MLV, or Marginal Lineup Value, is a statistic that measures a player’s offensive production in runs above an average offensive player. MLV takes a theoretical team of nine average hitters, replaces one of them with a player we want to measure, gives him the same percentage of the team’s total plate appearances (PA) as he had on his real team, and computes how many more (or fewer) runs the team would score as a result of the switch.
A positive MLV indicates that the player is an above-average hitter, and a negative MLV indicates the player is a below-average hitter. For example, a player with a 42.0 MLV means that the player would have produced 42 more runs for an average team than a league-average hitter would have had in the same amount of playing time. MLV is park-adjusted and calibrated to league average.

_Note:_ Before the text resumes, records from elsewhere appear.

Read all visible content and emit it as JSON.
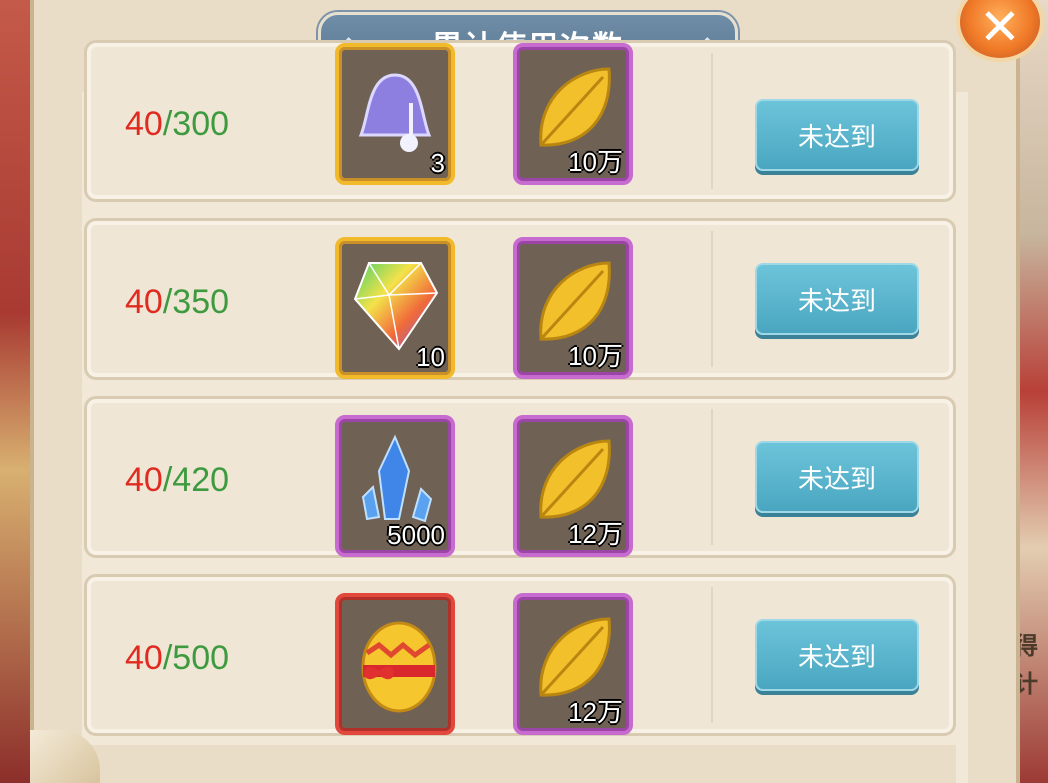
{
  "dialog": {
    "title": "累计使用次数",
    "close_icon": "close-x-icon"
  },
  "rows": [
    {
      "current": "40",
      "separator": "/",
      "goal": "300",
      "reward1": {
        "icon": "music-bell-icon",
        "qty": "3",
        "rarity": "gold"
      },
      "reward2": {
        "icon": "gold-leaf-icon",
        "qty": "10万",
        "rarity": "purple"
      },
      "button": "未达到"
    },
    {
      "current": "40",
      "separator": "/",
      "goal": "350",
      "reward1": {
        "icon": "rainbow-gem-icon",
        "qty": "10",
        "rarity": "gold"
      },
      "reward2": {
        "icon": "gold-leaf-icon",
        "qty": "10万",
        "rarity": "purple"
      },
      "button": "未达到"
    },
    {
      "current": "40",
      "separator": "/",
      "goal": "420",
      "reward1": {
        "icon": "blue-crystal-icon",
        "qty": "5000",
        "rarity": "purple"
      },
      "reward2": {
        "icon": "gold-leaf-icon",
        "qty": "12万",
        "rarity": "purple"
      },
      "button": "未达到"
    },
    {
      "current": "40",
      "separator": "/",
      "goal": "500",
      "reward1": {
        "icon": "gift-egg-icon",
        "qty": "",
        "rarity": "red"
      },
      "reward2": {
        "icon": "gold-leaf-icon",
        "qty": "12万",
        "rarity": "purple"
      },
      "button": "未达到"
    }
  ],
  "background_side_text": [
    "得",
    "计"
  ],
  "colors": {
    "current_progress": "#e02b21",
    "goal_progress": "#3e9a3e",
    "button": "#5ab4cc",
    "title_plate": "#607f99"
  }
}
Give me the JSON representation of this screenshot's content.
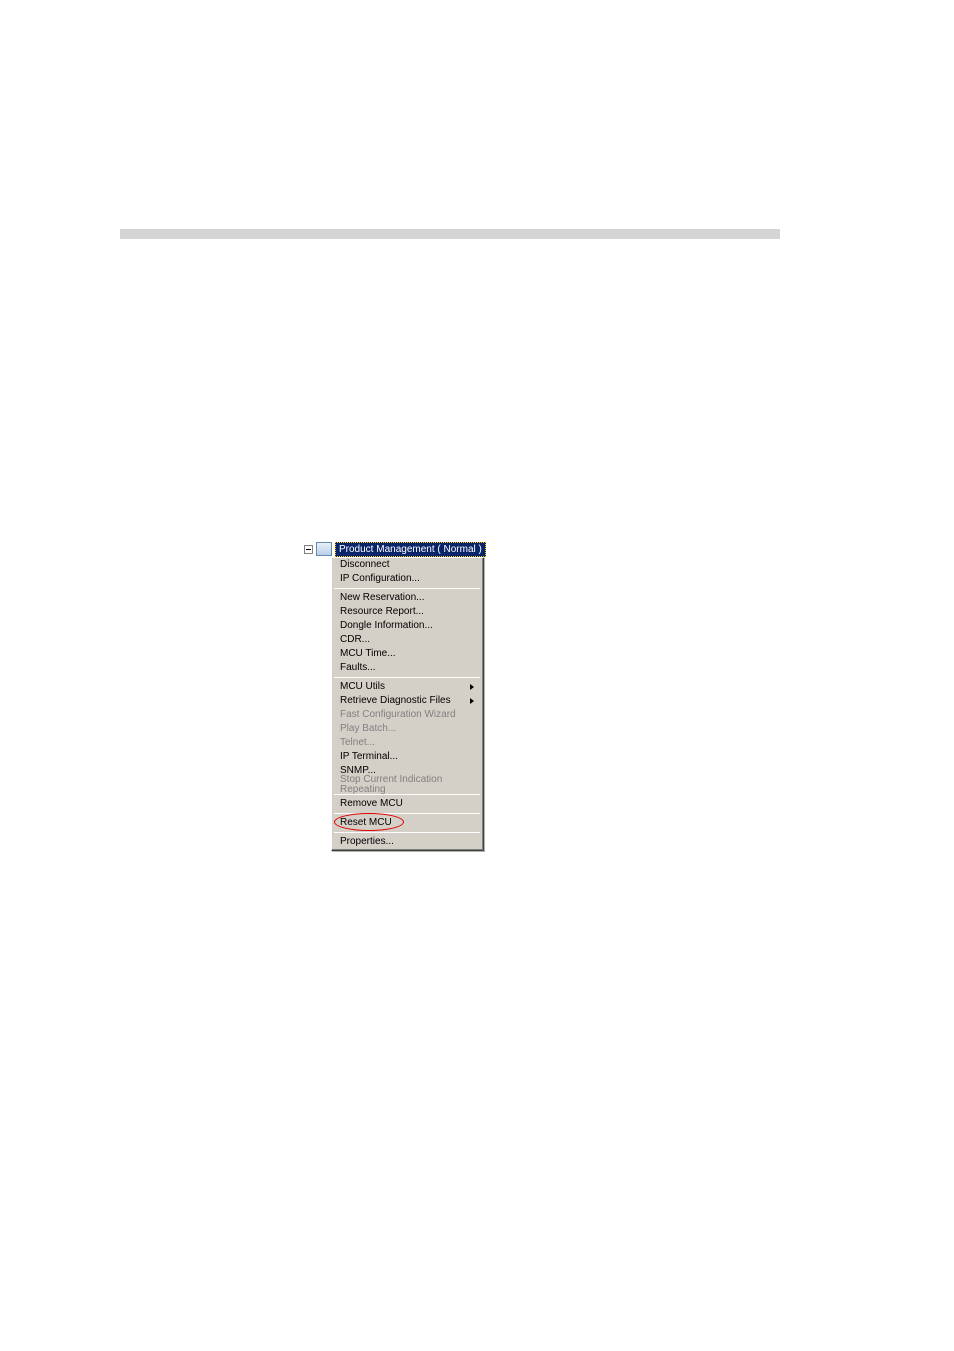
{
  "tree": {
    "label": "Product Management   ( Normal )"
  },
  "menu": {
    "disconnect": "Disconnect",
    "ipConfiguration": "IP Configuration...",
    "newReservation": "New Reservation...",
    "resourceReport": "Resource Report...",
    "dongleInformation": "Dongle Information...",
    "cdr": "CDR...",
    "mcuTime": "MCU Time...",
    "faults": "Faults...",
    "mcuUtils": "MCU Utils",
    "retrieveDiagnosticFiles": "Retrieve Diagnostic Files",
    "fastConfigurationWizard": "Fast Configuration Wizard",
    "playBatch": "Play Batch...",
    "telnet": "Telnet...",
    "ipTerminal": "IP Terminal...",
    "snmp": "SNMP...",
    "stopCurrentIndication": "Stop Current Indication Repeating",
    "removeMcu": "Remove MCU",
    "resetMcu": "Reset MCU",
    "properties": "Properties..."
  }
}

22-year-old student attending California State University, Fullerton. Pursuing a bachelor's degree in Business Administration with a focus in Legal Studies. Former baseball player interested in a career in Sports Management. Go Yankees!